With John Howard back in the public spotlight this week, the question arises: what kind of former prime minister will he be? Will he follow in the footsteps of his hero Winston Churchill, write a book or two, receive several international awards, then fade quietly into the sunset? Or will he miss the limelight, emulate Malcolm Fraser and Paul Keating and pontificate on nearly everything under the sun?
In the years since they departed from the political scene, our former leaders have lined up like a wailing Greek chorus to not only condemn their successors but to tell all and sundry their criticisms of their parties and nation.
In the process, they have sometimes embarrassed themselves and tarnished their legacies. What Conrad Black once said of Margaret Thatcher's behaviour after her retirement from the British parliament -- that her almost deranged intemperance exceeded the bounds of political decorum -- could easily be said of Keating, Fraser, Bob Hawke and Gough Whitlam.
Howard, however, will be different. True, he's given 20 hours of interviews to ABC1's The Howard Years, in which the 33-year parliamentary veteran breaks his year-long silence on his time in power from 1996 to 2007. He will also write his memoirs, deliver a few addresses to the Liberal party faithful and give the rare interview to the news media, such as the Fox News Channel, which he did last weekend.
But far from ranting and raving a la Keating and Fraser, he is more likely to follow the example set by Churchill and John Major after they left British politics. Less vitriol and fewer vendettas. More class dignity. Those other political has-beens, after all, have left a lot to be desired. Consider:
Whitlam: He frequently criticised his party's most successful leader (Hawke) towards the late 1980s and early '90s for being more interested in winning elections than securing a substantial policy legacy. (To which Hawke replied a year after losing office: "To use a direct Australian expression, that's bullshit.")
Fraser: He spent much of the past decade attacking his former treasurer (Howard), promoting a bewildering variety of progressive causes and elevating the worship of African dictators to a high artform. (John Gorton, in retirement, frequently derided this fellow Liberal PM as "ultra-conservative".)
Hawke: His bitterness toward his successor (Keating) surfaced in his memoirs and his opinion of him was so low that he even reportedly predicted then Liberal leader Alexander Downer would win the next federal election.
Keating: He described his successor (Howard) as, among other things, "a desiccated coconut" and "a pre-Copernican obscurantist". That's not to mention his recent attacks on the incumbent Labor PM. Or his claiming all the credit for the prosperity of the first decade of the 21st century.
One suspects we won't hear such nasty language and self-indulgent hubris from Howard's lips.
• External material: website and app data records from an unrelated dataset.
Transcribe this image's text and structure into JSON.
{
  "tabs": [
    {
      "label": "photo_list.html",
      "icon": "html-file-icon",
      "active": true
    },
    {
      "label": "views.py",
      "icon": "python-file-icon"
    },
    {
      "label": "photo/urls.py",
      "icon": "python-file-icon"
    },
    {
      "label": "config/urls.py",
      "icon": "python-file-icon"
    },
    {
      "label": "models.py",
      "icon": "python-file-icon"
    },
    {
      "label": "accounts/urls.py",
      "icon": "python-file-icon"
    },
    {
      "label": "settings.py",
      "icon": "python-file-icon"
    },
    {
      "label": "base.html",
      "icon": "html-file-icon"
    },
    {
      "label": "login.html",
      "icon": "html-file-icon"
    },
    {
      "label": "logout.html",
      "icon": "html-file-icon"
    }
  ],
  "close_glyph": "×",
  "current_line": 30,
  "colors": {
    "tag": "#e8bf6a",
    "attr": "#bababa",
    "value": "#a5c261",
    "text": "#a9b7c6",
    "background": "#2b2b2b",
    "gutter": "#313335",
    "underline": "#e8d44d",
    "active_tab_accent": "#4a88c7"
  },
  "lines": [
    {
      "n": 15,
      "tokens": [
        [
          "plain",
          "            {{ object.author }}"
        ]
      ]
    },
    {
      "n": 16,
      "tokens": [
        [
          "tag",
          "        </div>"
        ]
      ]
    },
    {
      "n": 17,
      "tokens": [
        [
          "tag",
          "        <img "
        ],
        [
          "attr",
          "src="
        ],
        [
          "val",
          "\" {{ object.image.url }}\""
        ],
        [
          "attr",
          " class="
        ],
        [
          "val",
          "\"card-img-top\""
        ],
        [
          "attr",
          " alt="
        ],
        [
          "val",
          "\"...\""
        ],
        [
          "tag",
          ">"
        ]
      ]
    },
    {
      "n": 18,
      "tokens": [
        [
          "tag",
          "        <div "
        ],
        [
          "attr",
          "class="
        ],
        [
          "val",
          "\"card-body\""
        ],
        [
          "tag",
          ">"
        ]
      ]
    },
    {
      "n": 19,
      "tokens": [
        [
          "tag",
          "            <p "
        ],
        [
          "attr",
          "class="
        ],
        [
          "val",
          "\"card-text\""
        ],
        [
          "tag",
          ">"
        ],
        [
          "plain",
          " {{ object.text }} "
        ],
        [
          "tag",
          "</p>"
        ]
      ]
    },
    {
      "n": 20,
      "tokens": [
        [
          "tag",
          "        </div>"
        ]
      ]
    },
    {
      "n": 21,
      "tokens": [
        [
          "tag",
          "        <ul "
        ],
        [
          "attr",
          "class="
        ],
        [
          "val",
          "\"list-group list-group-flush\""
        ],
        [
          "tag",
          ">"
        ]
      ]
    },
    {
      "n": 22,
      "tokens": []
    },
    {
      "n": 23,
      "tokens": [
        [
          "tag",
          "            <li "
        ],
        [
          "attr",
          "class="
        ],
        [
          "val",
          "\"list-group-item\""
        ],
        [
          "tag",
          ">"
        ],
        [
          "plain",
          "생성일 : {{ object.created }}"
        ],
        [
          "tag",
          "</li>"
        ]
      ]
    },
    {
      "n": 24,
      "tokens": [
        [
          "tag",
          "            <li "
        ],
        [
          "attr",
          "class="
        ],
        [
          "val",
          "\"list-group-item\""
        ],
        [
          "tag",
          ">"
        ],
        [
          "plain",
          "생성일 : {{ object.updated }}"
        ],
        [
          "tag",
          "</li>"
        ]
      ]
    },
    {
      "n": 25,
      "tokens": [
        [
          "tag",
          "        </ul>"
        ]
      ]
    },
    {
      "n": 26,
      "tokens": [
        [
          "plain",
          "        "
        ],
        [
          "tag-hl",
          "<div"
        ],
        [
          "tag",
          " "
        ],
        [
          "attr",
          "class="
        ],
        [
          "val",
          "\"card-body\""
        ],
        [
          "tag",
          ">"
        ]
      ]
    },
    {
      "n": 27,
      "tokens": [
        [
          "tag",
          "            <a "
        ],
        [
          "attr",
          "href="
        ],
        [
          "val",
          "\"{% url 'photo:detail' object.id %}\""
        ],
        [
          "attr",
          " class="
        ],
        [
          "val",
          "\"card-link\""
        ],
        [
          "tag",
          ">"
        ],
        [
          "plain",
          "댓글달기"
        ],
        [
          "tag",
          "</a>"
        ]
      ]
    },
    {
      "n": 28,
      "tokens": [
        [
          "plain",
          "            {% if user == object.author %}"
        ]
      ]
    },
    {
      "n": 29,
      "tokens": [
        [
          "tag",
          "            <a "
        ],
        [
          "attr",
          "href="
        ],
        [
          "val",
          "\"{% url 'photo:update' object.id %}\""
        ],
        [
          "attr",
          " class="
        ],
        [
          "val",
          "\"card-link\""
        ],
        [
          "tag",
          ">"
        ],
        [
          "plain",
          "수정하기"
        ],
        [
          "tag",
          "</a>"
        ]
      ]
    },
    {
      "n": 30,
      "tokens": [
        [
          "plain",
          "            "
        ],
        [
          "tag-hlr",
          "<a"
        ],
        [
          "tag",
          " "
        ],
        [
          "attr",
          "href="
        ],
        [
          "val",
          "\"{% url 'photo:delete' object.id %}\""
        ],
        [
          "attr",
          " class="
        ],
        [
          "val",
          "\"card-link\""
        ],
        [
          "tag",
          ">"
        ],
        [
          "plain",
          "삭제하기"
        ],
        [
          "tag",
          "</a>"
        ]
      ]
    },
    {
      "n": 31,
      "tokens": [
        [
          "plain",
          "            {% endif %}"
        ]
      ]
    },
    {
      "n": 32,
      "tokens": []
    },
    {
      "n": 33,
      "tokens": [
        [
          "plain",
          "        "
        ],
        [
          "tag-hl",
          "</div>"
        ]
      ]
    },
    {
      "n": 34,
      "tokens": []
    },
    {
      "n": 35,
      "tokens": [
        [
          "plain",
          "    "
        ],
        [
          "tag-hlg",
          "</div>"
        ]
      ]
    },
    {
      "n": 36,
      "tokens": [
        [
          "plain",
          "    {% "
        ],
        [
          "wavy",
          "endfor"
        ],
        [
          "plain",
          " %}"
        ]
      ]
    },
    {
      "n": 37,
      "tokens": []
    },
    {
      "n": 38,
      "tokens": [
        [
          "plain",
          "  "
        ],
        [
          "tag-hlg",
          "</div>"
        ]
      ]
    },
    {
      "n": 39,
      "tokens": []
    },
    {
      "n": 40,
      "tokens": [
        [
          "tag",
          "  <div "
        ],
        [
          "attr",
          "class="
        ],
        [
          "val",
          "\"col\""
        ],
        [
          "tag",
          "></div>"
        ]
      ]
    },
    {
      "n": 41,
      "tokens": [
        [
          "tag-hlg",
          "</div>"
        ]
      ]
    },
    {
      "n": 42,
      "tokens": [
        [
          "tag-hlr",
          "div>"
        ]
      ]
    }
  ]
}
Whenever he will recall the good old days over which he and Peter Costello presided, it will be a case of how his government (and, to be fair, the Hawke-Keating Labor governments) implemented free-market reforms that led to a miracle economy. If an old nemesis such as Phillip Adams dies anytime soon -- God forbid -- we won't hear Howard echo Keating's diatribe following the death of Paddy McGuinness and call the columnist a "liar and a fraud" who had the "morals of an alley cat".
If Howard privately observes the future political scene with disgust, frustration and the latent yearning of a former campaigner, it's a fair bet he won't air his views publicly. Nor will he venture to interfere in the affairs of his party. He knows he is no longer a player, but a privileged spectator of the divine comedy of politics. In other words, Relevance Deprivation Syndrome, the term coined by Gareth Evans shortly after his retirement in 1999, is not likely to afflict our second longest-serving prime minister.
Now, some people believe Howard's post-political life will more likely resemble that of Menzies than other ex-PMs. After all, they were both roughly the same age at retirement: Howard was 68; Menzies 71. And within the first year out of office, both did their fair share of globe-trotting, book writing and cricket watching.
But that's where the similarities end. For Menzies, in a little noted interview with veteran journalist David McNicoll in 1974, slammed his party ("They break my heart") and its senior spokesmen, describing then-Liberal leader (Billy Snedden) as "hopeless" and calling his other successors "a mischief maker" (John Gorton) and "a contemptible squirt" (Billy McMahon). In contrast to Ming and the other ex-PMs, Howard won't be reaching from the political grave to blight the affairs of his former colleagues and beloved party.